(What you should do):
Each entry has to be given again in its exact wording, and no picture may appear in the result.

*** Data supplied ***

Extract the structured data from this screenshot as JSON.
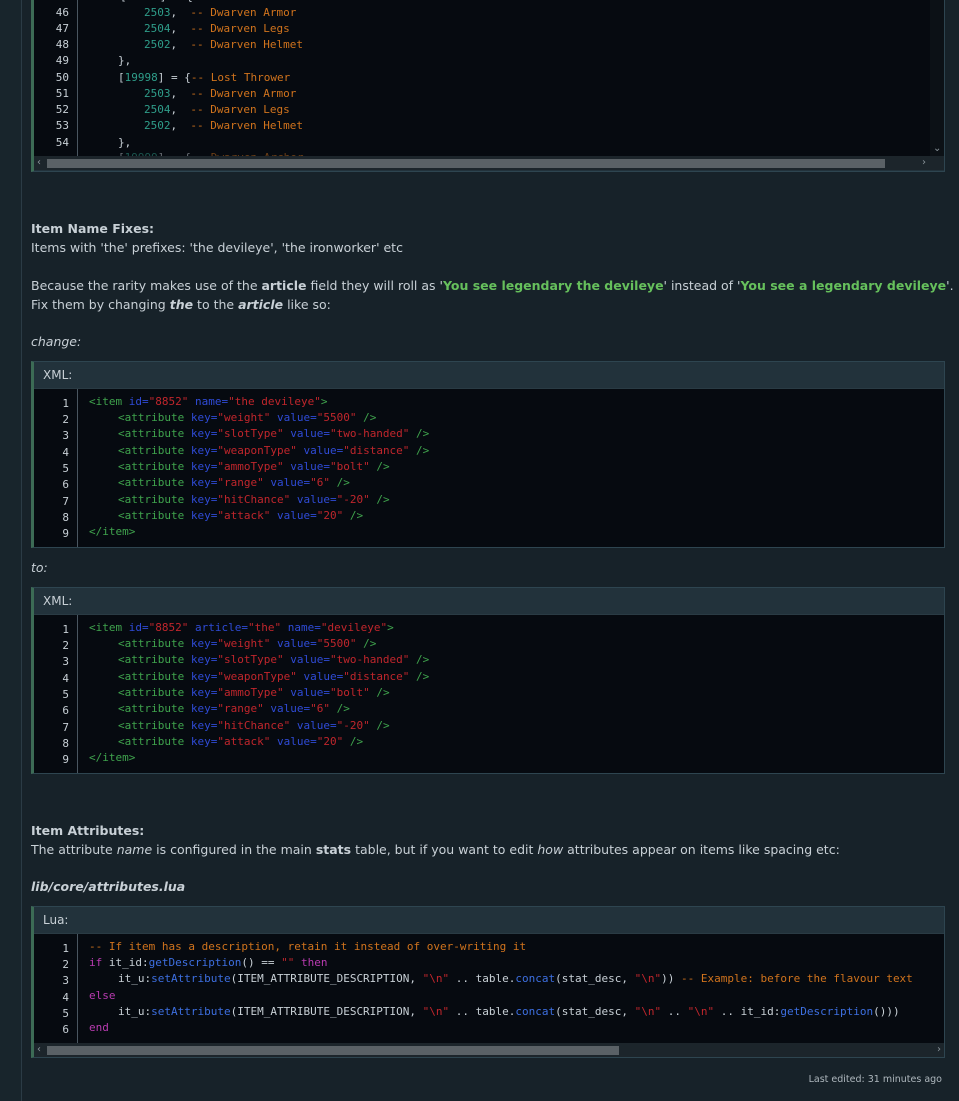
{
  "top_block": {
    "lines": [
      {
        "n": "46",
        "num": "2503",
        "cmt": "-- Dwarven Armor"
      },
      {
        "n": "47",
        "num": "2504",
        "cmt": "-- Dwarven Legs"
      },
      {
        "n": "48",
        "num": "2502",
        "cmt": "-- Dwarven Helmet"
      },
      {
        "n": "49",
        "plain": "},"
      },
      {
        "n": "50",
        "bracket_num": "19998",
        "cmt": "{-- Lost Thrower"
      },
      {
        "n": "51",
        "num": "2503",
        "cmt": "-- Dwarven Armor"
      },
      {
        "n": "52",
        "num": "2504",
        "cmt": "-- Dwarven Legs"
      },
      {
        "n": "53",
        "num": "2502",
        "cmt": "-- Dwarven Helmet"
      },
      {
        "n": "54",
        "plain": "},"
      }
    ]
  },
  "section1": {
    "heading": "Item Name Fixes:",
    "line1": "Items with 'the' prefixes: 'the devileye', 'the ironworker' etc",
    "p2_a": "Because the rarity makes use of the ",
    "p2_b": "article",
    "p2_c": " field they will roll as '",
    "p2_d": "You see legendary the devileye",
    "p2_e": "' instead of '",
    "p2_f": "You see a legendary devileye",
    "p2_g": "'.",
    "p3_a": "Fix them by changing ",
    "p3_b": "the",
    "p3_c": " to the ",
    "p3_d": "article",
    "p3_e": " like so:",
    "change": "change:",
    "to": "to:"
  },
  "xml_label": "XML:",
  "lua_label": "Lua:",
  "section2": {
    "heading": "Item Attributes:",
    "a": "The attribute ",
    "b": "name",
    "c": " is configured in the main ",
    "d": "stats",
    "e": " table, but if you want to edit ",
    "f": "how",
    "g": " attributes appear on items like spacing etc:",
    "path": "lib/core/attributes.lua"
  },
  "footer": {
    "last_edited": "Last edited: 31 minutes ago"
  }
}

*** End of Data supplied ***

(Answer box):
Extract the structured data from this screenshot as JSON.
{
  "top_block": {
    "lines": [
      {
        "n": "46",
        "num": "2503",
        "cmt": "-- Dwarven Armor"
      },
      {
        "n": "47",
        "num": "2504",
        "cmt": "-- Dwarven Legs"
      },
      {
        "n": "48",
        "num": "2502",
        "cmt": "-- Dwarven Helmet"
      },
      {
        "n": "49",
        "plain": "},"
      },
      {
        "n": "50",
        "bracket_num": "19998",
        "cmt": "{-- Lost Thrower"
      },
      {
        "n": "51",
        "num": "2503",
        "cmt": "-- Dwarven Armor"
      },
      {
        "n": "52",
        "num": "2504",
        "cmt": "-- Dwarven Legs"
      },
      {
        "n": "53",
        "num": "2502",
        "cmt": "-- Dwarven Helmet"
      },
      {
        "n": "54",
        "plain": "},"
      }
    ]
  },
  "section1": {
    "heading": "Item Name Fixes:",
    "line1": "Items with 'the' prefixes: 'the devileye', 'the ironworker' etc",
    "p2_a": "Because the rarity makes use of the ",
    "p2_b": "article",
    "p2_c": " field they will roll as '",
    "p2_d": "You see legendary the devileye",
    "p2_e": "' instead of '",
    "p2_f": "You see a legendary devileye",
    "p2_g": "'.",
    "p3_a": "Fix them by changing ",
    "p3_b": "the",
    "p3_c": " to the ",
    "p3_d": "article",
    "p3_e": " like so:",
    "change": "change:",
    "to": "to:"
  },
  "xml_label": "XML:",
  "lua_label": "Lua:",
  "section2": {
    "heading": "Item Attributes:",
    "a": "The attribute ",
    "b": "name",
    "c": " is configured in the main ",
    "d": "stats",
    "e": " table, but if you want to edit ",
    "f": "how",
    "g": " attributes appear on items like spacing etc:",
    "path": "lib/core/attributes.lua"
  },
  "footer": {
    "last_edited": "Last edited: 31 minutes ago"
  }
}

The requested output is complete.